The Personal Injury Lawyer – Reimagining our Labour – June 2014

The Personal Injury LawyerElaine Russell

Former MASS Scottish Region Coordinator and Partner Personal Legal Services, Irwin Mitchell Scotland LLP

Personal Injury (PI) lawyers have got a poor reputation, almost as popular as Luis Suarez at a conference of orthodontists.  So – why are we held in such low esteem?

“You always think that something like this will never happen to you, it’s always someone else.  It’s been an incredibly difficult time for me and my family;  we still have a long way to go.  The solicitor was a level head in all this turmoil, with our best interests at heart.  I’m glad that’s one side we don’t need to focus on and we can move towards a more positive future that has been made available.”

The quote is from a client who was injured in a road traffic collision and suffered catastrophic injuries.   Feedback like this from clients is the reason why I became a PI lawyer.  I did not become a PI lawyer to involve myself in Human Resource management or general managerialism – however, the realities of employment relationships in the law means that for solicitors employed in UK law firms, management sometimes has to come before being a PI lawyer.

So what has happened to the law in the last 20 years when I was full of aspirations when I was studying law?  For the PI lawyer who retired in 1994 HR, operations, resource management, deskilling and so on would have been concepts that were alien to them.

Employment within the law has been “hollowed out” in the same way as other professional areas of employment.  Does that make the PI lawyer and what they can add in terms of value to the client and society hollow as well?

The cost of labour and the fact that institutions and fixed costs recovery require legal services to be delivered at the lowest possible cost – while providing a “Rolls Royce service” of client care has contributed to an exceptionally difficult business environment.   Turnover has to be substantial (if that is achievable), staff costs need to be low and the numbers of hours worked to ensure that client delivery is of a sufficiently high standard means that the application of law is suffering in the same way as other areas of employment.

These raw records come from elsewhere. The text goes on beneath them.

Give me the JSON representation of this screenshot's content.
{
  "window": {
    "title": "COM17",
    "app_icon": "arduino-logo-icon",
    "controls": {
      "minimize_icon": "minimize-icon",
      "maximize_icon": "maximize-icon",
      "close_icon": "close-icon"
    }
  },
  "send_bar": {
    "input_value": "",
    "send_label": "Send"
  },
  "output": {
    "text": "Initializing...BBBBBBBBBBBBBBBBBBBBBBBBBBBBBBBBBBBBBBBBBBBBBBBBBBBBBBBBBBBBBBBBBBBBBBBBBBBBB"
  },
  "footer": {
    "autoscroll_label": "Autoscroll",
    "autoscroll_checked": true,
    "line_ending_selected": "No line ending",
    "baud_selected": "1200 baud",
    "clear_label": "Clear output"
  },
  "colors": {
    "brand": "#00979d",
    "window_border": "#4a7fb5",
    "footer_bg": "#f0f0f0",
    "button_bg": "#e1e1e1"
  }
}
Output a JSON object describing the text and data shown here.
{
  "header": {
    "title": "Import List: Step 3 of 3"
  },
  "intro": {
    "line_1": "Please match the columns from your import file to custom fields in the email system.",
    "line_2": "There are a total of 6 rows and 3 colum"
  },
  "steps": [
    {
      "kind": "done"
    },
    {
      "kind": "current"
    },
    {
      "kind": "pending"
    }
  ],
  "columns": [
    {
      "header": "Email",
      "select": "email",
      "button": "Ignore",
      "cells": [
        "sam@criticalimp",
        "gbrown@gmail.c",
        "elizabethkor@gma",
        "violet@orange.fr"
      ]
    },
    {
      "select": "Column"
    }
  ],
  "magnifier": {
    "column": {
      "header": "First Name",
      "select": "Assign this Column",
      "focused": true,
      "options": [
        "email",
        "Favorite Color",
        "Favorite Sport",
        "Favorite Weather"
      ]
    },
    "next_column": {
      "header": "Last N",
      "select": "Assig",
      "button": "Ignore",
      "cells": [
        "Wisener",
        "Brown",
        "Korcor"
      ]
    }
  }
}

Research this week has shown that universities are training too many graduates for current vacancies.   Lawyers – unlike university lecturers – are not on zero hours contracts but is it only a matter of time?
In the period since 1979 the UK has witnessed an attack on professional employment processes.  Literature uses the term deskilling to describe this process.   However as PI lawyers we have had to multi- skill and up skill just to survive in our current environment.  PI lawyers are subject to managerial processes and we are required to explain ourselves, our processes and our existence as a result of increased managerialism in a way that we didn’t have to 25 years ago.  Think about a PI lawyer who retired in 1994, could they navigate their way around being a PI lawyer in 2014?  For those of us who practiced in 1994 we have had to adapt and flex or sink in that hollowed out vessel.

The big question for me and for our profession is how can we reimagine our role not just as solicitors operating within legislation and models that have devalued the PI lawyer but in terms of our relationship with the public?  How do we get a new role?  How can we make sure our clients don’t suffer through lack of access to justice and continue to have excellent representation?

There is surely a happy medium here.  It is a fact that PI law has been attacked in terms of its integrity and the pressures that have been exerted on our profession.  I am proud to say that I and the members of MASS represent injured people.  I make no excuses for being a PI lawyer and I want to use my imagination and create a profession that I can tell my children is a good place to be – a career path for the future that has integrity.

I wrote on my application form for my law degree – “I want to make a difference”.  Clichéd – yes, honorable – who knows?  I still want to make a difference and as PI lawyers we need to redefine our roles in order to ensure that we continue to use our imaginations and make that difference surely?

“You have enabled me to plan for my future with much greater confidence than would have been the case otherwise.”

This is a quote from a client who was injured in a road traffic accident and it’s one that resonates with me when I look to the future of our profession and what we need to create.